    Young children should be encouraged to spend time looking at objects at different distances (including trees and stars) and avoid long periods of watching television and computer screens. Home and school adaptations that may be helpful include:

    • Angling or raising work and/or reading surfaces
    • Avoiding glare
    • High color contrast
    • Enlarging materials
    • Avoiding clutter

    Playing games that involve catching, throwing at a target, swatting at moving objects such as bubbles or “tagging” other children with a flashlight promote visual skills. When children with developmental disabilities are given early treatment to correct visual impairments, provided environmental adaptations and activities to promote visual skills, they will be given the tools to learn to the best of their abilities.

References
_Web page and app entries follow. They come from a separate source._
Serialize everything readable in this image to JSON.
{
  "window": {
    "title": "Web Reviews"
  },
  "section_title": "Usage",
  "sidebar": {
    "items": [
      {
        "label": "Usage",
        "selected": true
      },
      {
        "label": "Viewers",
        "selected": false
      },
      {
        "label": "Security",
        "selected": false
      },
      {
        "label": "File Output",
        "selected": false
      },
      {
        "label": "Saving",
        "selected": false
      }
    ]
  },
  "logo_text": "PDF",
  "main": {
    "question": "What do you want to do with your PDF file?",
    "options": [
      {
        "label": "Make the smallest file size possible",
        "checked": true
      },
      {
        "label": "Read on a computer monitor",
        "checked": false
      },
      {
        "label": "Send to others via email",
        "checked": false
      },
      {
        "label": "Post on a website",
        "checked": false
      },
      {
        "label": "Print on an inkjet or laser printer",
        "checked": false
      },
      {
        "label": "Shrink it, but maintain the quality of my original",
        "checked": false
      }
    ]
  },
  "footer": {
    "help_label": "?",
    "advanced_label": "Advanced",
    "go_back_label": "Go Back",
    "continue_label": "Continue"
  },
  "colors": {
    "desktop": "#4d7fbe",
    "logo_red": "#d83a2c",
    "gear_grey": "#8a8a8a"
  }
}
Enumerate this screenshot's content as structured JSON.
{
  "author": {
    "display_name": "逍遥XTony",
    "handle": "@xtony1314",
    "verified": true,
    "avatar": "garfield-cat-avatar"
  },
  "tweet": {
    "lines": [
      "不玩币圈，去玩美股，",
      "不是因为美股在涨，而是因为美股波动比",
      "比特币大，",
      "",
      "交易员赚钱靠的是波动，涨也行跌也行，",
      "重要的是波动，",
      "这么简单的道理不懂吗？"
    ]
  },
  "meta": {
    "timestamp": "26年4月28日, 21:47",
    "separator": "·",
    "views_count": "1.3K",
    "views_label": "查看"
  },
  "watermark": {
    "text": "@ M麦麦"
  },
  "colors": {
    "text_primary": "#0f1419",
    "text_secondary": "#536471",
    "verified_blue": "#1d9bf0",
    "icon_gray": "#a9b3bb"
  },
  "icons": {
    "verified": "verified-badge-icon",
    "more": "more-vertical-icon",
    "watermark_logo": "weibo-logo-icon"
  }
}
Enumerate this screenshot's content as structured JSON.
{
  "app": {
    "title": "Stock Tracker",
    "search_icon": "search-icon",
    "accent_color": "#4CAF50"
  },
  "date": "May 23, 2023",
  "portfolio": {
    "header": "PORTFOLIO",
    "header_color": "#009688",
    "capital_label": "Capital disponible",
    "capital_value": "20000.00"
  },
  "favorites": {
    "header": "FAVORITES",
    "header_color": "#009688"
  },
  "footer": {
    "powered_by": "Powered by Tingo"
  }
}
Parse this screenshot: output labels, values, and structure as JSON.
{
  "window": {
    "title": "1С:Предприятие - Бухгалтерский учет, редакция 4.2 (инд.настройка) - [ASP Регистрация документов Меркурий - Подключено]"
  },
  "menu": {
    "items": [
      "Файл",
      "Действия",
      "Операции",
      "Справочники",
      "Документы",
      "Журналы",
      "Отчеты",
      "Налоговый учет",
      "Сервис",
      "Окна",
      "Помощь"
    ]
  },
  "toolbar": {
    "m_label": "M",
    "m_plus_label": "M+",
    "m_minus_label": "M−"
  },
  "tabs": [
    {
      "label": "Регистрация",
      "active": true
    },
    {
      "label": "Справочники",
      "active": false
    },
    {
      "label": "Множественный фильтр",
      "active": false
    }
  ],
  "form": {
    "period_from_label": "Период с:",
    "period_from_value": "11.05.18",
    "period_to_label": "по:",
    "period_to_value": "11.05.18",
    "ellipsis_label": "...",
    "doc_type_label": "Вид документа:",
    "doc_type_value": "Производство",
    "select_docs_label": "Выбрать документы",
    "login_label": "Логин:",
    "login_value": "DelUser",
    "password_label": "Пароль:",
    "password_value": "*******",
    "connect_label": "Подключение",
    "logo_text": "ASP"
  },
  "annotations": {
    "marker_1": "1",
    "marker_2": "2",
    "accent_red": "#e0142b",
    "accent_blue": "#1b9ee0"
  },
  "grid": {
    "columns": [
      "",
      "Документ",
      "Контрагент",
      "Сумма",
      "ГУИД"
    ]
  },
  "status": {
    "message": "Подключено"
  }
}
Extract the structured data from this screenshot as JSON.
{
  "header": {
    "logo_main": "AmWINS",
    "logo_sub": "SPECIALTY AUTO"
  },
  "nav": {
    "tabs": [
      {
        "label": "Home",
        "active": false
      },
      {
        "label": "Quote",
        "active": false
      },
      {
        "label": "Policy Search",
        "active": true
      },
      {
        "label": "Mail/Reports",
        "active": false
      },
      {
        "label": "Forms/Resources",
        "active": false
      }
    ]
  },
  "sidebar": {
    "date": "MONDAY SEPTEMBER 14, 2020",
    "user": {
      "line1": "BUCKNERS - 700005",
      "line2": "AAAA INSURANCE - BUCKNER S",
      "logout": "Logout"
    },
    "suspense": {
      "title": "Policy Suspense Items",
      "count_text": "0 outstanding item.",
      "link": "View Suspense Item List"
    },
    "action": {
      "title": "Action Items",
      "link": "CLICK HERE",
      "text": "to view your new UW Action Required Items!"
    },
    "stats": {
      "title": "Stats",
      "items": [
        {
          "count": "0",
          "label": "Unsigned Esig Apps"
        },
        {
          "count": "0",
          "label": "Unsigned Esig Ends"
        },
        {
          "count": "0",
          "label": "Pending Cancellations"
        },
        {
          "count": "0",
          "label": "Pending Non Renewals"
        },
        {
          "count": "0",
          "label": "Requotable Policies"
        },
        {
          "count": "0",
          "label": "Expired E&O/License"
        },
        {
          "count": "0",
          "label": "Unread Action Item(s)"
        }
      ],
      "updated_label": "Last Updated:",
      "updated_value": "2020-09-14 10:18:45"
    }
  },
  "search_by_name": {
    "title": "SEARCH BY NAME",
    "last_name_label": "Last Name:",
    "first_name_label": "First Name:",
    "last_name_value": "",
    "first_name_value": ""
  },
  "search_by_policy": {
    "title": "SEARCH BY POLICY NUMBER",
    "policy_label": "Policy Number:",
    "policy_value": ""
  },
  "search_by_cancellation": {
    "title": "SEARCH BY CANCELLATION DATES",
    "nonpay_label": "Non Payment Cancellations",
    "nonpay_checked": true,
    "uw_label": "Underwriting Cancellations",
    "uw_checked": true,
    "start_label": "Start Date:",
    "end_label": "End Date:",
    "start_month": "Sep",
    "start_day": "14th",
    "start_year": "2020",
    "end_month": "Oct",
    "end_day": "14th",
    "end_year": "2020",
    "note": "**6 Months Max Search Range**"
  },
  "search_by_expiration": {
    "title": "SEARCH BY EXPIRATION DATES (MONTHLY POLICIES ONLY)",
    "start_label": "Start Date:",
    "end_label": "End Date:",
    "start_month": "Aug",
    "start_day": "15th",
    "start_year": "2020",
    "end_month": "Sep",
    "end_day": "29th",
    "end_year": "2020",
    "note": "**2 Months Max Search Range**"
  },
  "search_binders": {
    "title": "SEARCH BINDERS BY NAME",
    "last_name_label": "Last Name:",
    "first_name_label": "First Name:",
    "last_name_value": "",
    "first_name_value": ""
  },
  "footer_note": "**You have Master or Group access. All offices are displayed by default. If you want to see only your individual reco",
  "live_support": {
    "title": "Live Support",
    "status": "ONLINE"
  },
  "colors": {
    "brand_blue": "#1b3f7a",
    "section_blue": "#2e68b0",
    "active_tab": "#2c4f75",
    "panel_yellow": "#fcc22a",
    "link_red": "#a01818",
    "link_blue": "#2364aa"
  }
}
  • Scheiman, Mitchell, “Understanding and Managing Vision Deficits”, N.J.: Slack Inc.,1997.